Except for the pictures, write out all the records that follow exactly.

* Extracted material
--

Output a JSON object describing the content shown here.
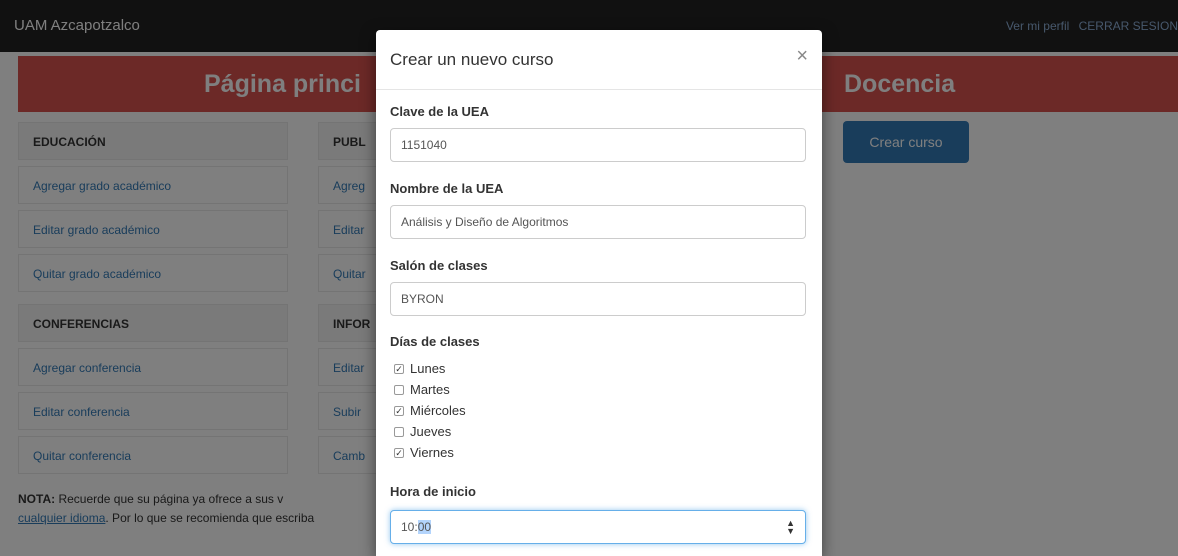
{
  "navbar": {
    "brand": "UAM Azcapotzalco",
    "profile_link": "Ver mi perfil",
    "logout_link": "CERRAR SESION"
  },
  "header": {
    "left_title": "Página princi",
    "right_title": "Docencia"
  },
  "menu": {
    "educacion": {
      "title": "EDUCACIÓN",
      "items": [
        "Agregar grado académico",
        "Editar grado académico",
        "Quitar grado académico"
      ]
    },
    "publicaciones": {
      "title": "PUBL",
      "items": [
        "Agreg",
        "Editar",
        "Quitar"
      ]
    },
    "conferencias": {
      "title": "CONFERENCIAS",
      "items": [
        "Agregar conferencia",
        "Editar conferencia",
        "Quitar conferencia"
      ]
    },
    "informacion": {
      "title": "INFOR",
      "items": [
        "Editar",
        "Subir",
        "Camb"
      ]
    }
  },
  "create_button": "Crear curso",
  "note": {
    "prefix": "NOTA:",
    "line1": " Recuerde que su página ya ofrece a sus v",
    "link": "cualquier idioma",
    "line2": ". Por lo que se recomienda que escriba"
  },
  "modal": {
    "title": "Crear un nuevo curso",
    "close": "×",
    "clave_label": "Clave de la UEA",
    "clave_value": "1151040",
    "nombre_label": "Nombre de la UEA",
    "nombre_value": "Análisis y Diseño de Algoritmos",
    "salon_label": "Salón de clases",
    "salon_value": "BYRON",
    "dias_label": "Días de clases",
    "days": [
      {
        "label": "Lunes",
        "checked": true
      },
      {
        "label": "Martes",
        "checked": false
      },
      {
        "label": "Miércoles",
        "checked": true
      },
      {
        "label": "Jueves",
        "checked": false
      },
      {
        "label": "Viernes",
        "checked": true
      }
    ],
    "hora_label": "Hora de inicio",
    "hora_value_prefix": "10:",
    "hora_value_selected": "00"
  },
  "icons": {
    "close": "close-icon",
    "spinner": "spinner-arrows-icon"
  },
  "colors": {
    "header_red": "#d9534f",
    "primary_blue": "#337ab7",
    "navbar": "#222222"
  }
}
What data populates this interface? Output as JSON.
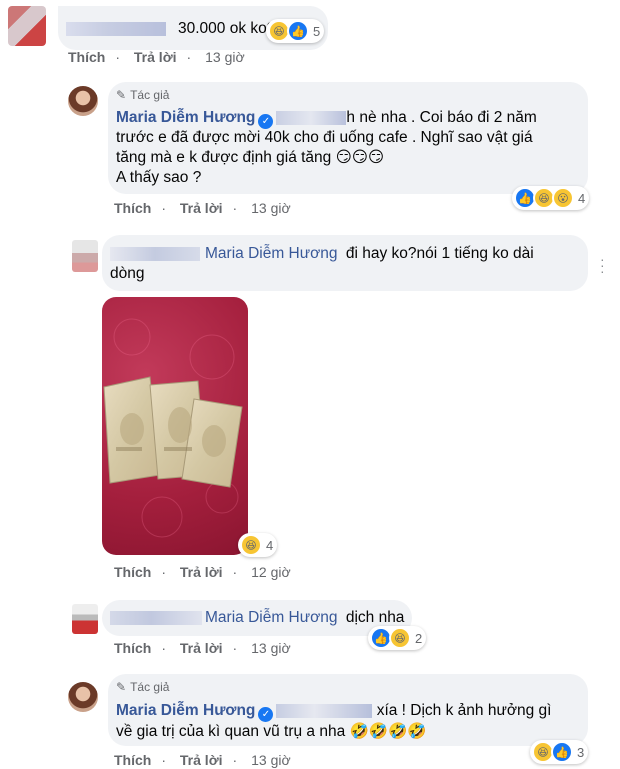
{
  "comments": [
    {
      "text": "30.000 ok ko?",
      "reaction_count": "5",
      "actions": {
        "like": "Thích",
        "reply": "Trả lời",
        "time": "13 giờ"
      }
    },
    {
      "author_badge": "Tác giả",
      "author": "Maria Diễm Hương",
      "text_tail": "h nè nha . Coi báo đi 2 năm",
      "text_lines": [
        "trước e đã được mời 40k cho đi uống cafe . Nghĩ sao vật giá",
        "tăng mà e k được định giá tăng 😏😏😏",
        "A thấy sao ?"
      ],
      "reaction_count": "4",
      "actions": {
        "like": "Thích",
        "reply": "Trả lời",
        "time": "13 giờ"
      }
    },
    {
      "mention": "Maria Diễm Hương",
      "text_line1": "đi hay ko?nói 1 tiếng ko dài",
      "text_line2": "dòng",
      "image_reaction_count": "4",
      "actions": {
        "like": "Thích",
        "reply": "Trả lời",
        "time": "12 giờ"
      }
    },
    {
      "mention": "Maria Diễm Hương",
      "text": "dịch nha",
      "reaction_count": "2",
      "actions": {
        "like": "Thích",
        "reply": "Trả lời",
        "time": "13 giờ"
      }
    },
    {
      "author_badge": "Tác giả",
      "author": "Maria Diễm Hương",
      "text_tail": "xía ! Dịch k ảnh hưởng gì",
      "text_line2": "về gia trị của kì quan vũ trụ a nha 🤣🤣🤣🤣",
      "reaction_count": "3",
      "actions": {
        "like": "Thích",
        "reply": "Trả lời",
        "time": "13 giờ"
      }
    }
  ],
  "colors": {
    "bubble": "#f0f2f5",
    "name": "#385898",
    "meta": "#65676b",
    "like_blue": "#1877f2"
  },
  "icons": [
    "haha-icon",
    "like-icon",
    "wow-icon",
    "verified-icon",
    "pen-icon",
    "more-options-icon"
  ]
}
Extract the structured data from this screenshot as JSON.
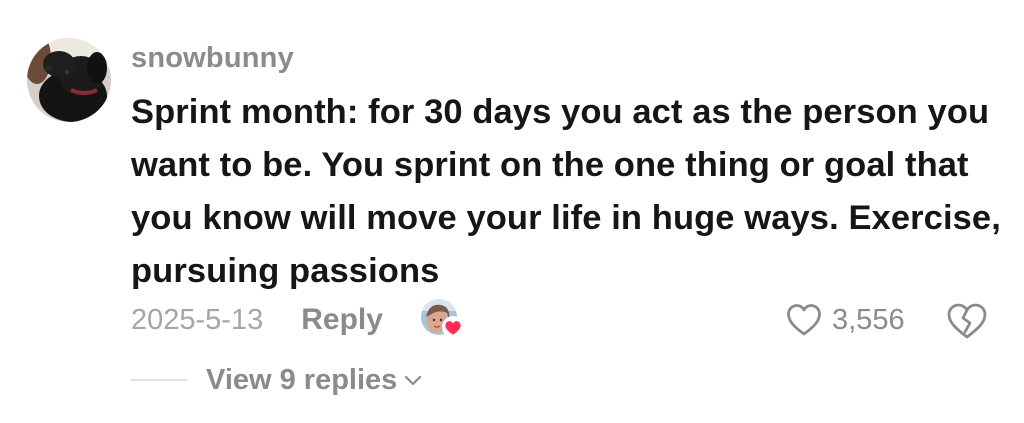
{
  "comment": {
    "username": "snowbunny",
    "text": "Sprint month: for 30 days you act as the person you want to be. You sprint on the one thing or goal that you know will move your life in huge ways. Exercise, pursuing passions",
    "date": "2025-5-13",
    "reply_label": "Reply",
    "like_count": "3,556",
    "view_replies_label": "View 9 replies"
  },
  "icons": {
    "like": "heart-outline-icon",
    "dislike": "broken-heart-icon",
    "expand": "chevron-down-icon",
    "creator_liked_badge": "heart-icon"
  },
  "colors": {
    "primary_text": "#161616",
    "secondary_text": "#8a8a8f",
    "muted_text": "#a5a5aa",
    "heart_badge": "#fe2c55"
  }
}
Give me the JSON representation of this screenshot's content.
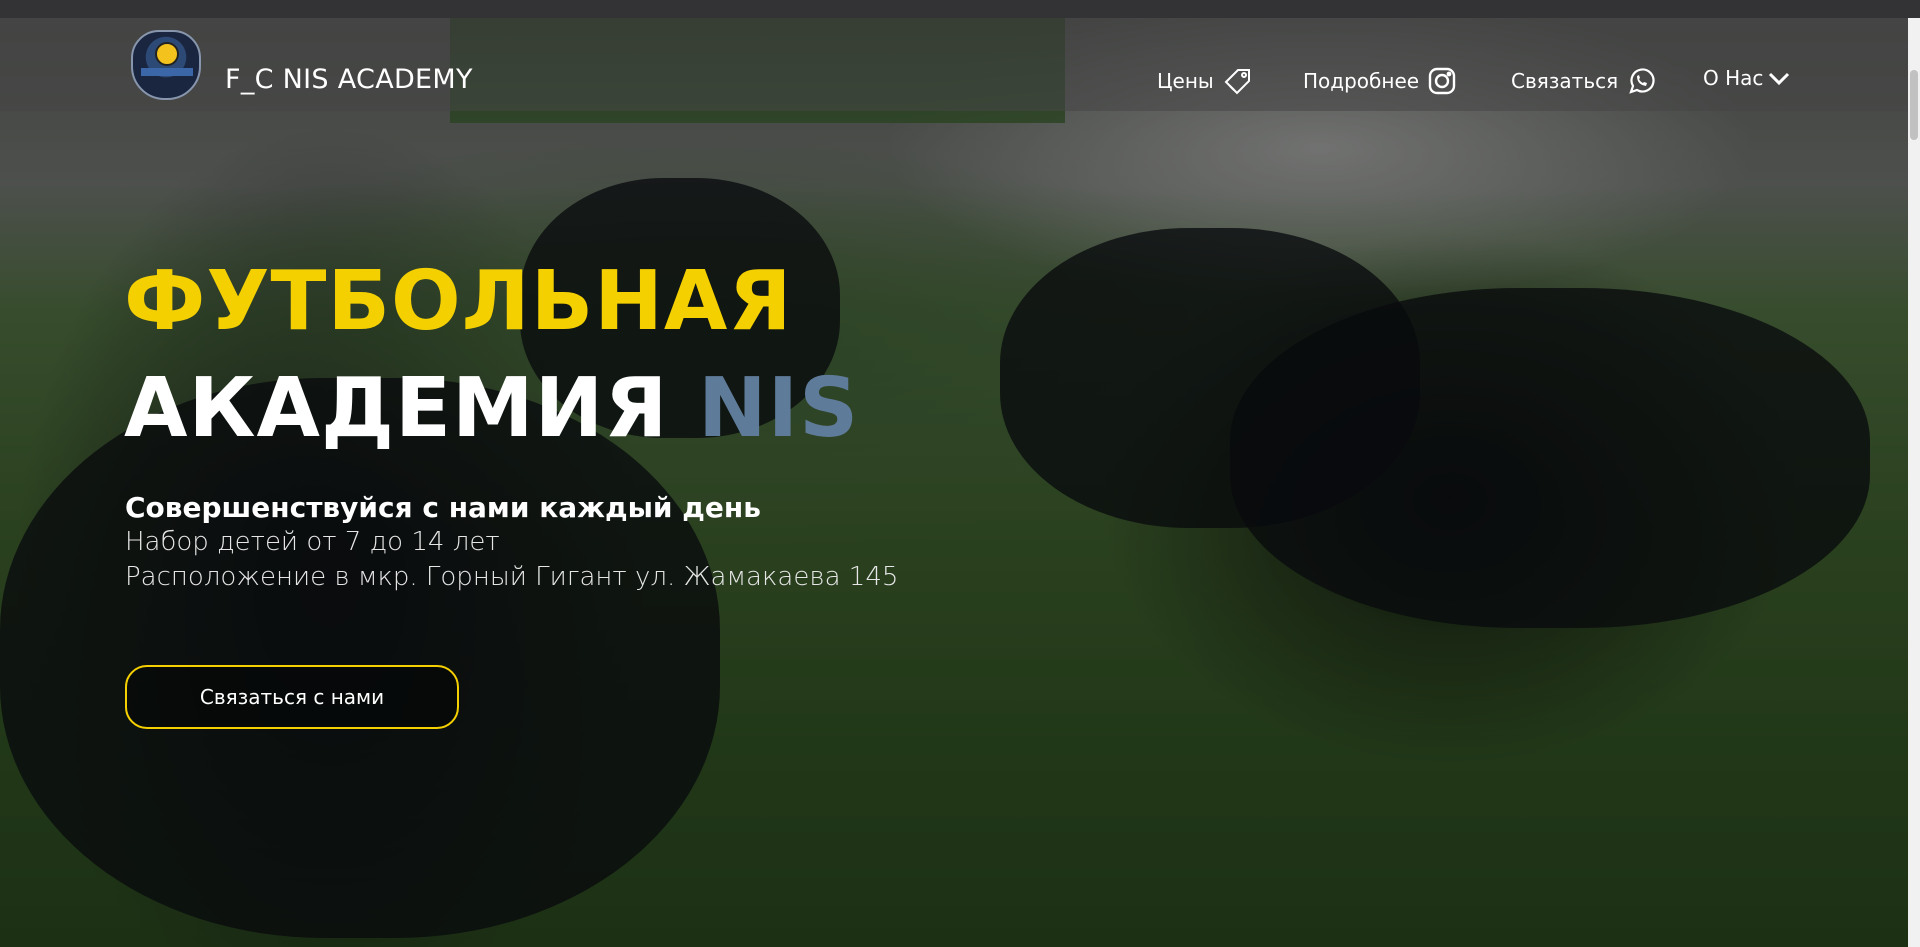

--

* Exercise output
Output a JSON object describing the content shown here.
{
  "navbar": {
    "brand": "UAM Azcapotzalco",
    "profile_link": "Ver mi perfil",
    "logout_link": "CERRAR SESION"
  },
  "header": {
    "left_title": "Página princi",
    "right_title": "Docencia"
  },
  "menu": {
    "educacion": {
      "title": "EDUCACIÓN",
      "items": [
        "Agregar grado académico",
        "Editar grado académico",
        "Quitar grado académico"
      ]
    },
    "publicaciones": {
      "title": "PUBL",
      "items": [
        "Agreg",
        "Editar",
        "Quitar"
      ]
    },
    "conferencias": {
      "title": "CONFERENCIAS",
      "items": [
        "Agregar conferencia",
        "Editar conferencia",
        "Quitar conferencia"
      ]
    },
    "informacion": {
      "title": "INFOR",
      "items": [
        "Editar",
        "Subir",
        "Camb"
      ]
    }
  },
  "create_button": "Crear curso",
  "note": {
    "prefix": "NOTA:",
    "line1": " Recuerde que su página ya ofrece a sus v",
    "link": "cualquier idioma",
    "line2": ". Por lo que se recomienda que escriba"
  },
  "modal": {
    "title": "Crear un nuevo curso",
    "close": "×",
    "clave_label": "Clave de la UEA",
    "clave_value": "1151040",
    "nombre_label": "Nombre de la UEA",
    "nombre_value": "Análisis y Diseño de Algoritmos",
    "salon_label": "Salón de clases",
    "salon_value": "BYRON",
    "dias_label": "Días de clases",
    "days": [
      {
        "label": "Lunes",
        "checked": true
      },
      {
        "label": "Martes",
        "checked": false
      },
      {
        "label": "Miércoles",
        "checked": true
      },
      {
        "label": "Jueves",
        "checked": false
      },
      {
        "label": "Viernes",
        "checked": true
      }
    ],
    "hora_label": "Hora de inicio",
    "hora_value_prefix": "10:",
    "hora_value_selected": "00"
  },
  "icons": {
    "close": "close-icon",
    "spinner": "spinner-arrows-icon"
  },
  "colors": {
    "header_red": "#d9534f",
    "primary_blue": "#337ab7",
    "navbar": "#222222"
  }
}
What data populates this interface? Output as JSON.
{
  "comments": [
    {
      "text": "30.000 ok ko?",
      "reaction_count": "5",
      "actions": {
        "like": "Thích",
        "reply": "Trả lời",
        "time": "13 giờ"
      }
    },
    {
      "author_badge": "Tác giả",
      "author": "Maria Diễm Hương",
      "text_tail": "h nè nha . Coi báo đi 2 năm",
      "text_lines": [
        "trước e đã được mời 40k cho đi uống cafe . Nghĩ sao vật giá",
        "tăng mà e k được định giá tăng 😏😏😏",
        "A thấy sao ?"
      ],
      "reaction_count": "4",
      "actions": {
        "like": "Thích",
        "reply": "Trả lời",
        "time": "13 giờ"
      }
    },
    {
      "mention": "Maria Diễm Hương",
      "text_line1": "đi hay ko?nói 1 tiếng ko dài",
      "text_line2": "dòng",
      "image_reaction_count": "4",
      "actions": {
        "like": "Thích",
        "reply": "Trả lời",
        "time": "12 giờ"
      }
    },
    {
      "mention": "Maria Diễm Hương",
      "text": "dịch nha",
      "reaction_count": "2",
      "actions": {
        "like": "Thích",
        "reply": "Trả lời",
        "time": "13 giờ"
      }
    },
    {
      "author_badge": "Tác giả",
      "author": "Maria Diễm Hương",
      "text_tail": "xía ! Dịch k ảnh hưởng gì",
      "text_line2": "về gia trị của kì quan vũ trụ a nha 🤣🤣🤣🤣",
      "reaction_count": "3",
      "actions": {
        "like": "Thích",
        "reply": "Trả lời",
        "time": "13 giờ"
      }
    }
  ],
  "colors": {
    "bubble": "#f0f2f5",
    "name": "#385898",
    "meta": "#65676b",
    "like_blue": "#1877f2"
  },
  "icons": [
    "haha-icon",
    "like-icon",
    "wow-icon",
    "verified-icon",
    "pen-icon",
    "more-options-icon"
  ]
}
Extract the structured data from this screenshot as JSON.
{
  "comment": {
    "username": "snowbunny",
    "text": "Sprint month: for 30 days you act as the person you want to be. You sprint on the one thing or goal that you know will move your life in huge ways. Exercise, pursuing passions",
    "date": "2025-5-13",
    "reply_label": "Reply",
    "like_count": "3,556",
    "view_replies_label": "View 9 replies"
  },
  "icons": {
    "like": "heart-outline-icon",
    "dislike": "broken-heart-icon",
    "expand": "chevron-down-icon",
    "creator_liked_badge": "heart-icon"
  },
  "colors": {
    "primary_text": "#161616",
    "secondary_text": "#8a8a8f",
    "muted_text": "#a5a5aa",
    "heart_badge": "#fe2c55"
  }
}
Give me the JSON representation of this screenshot's content.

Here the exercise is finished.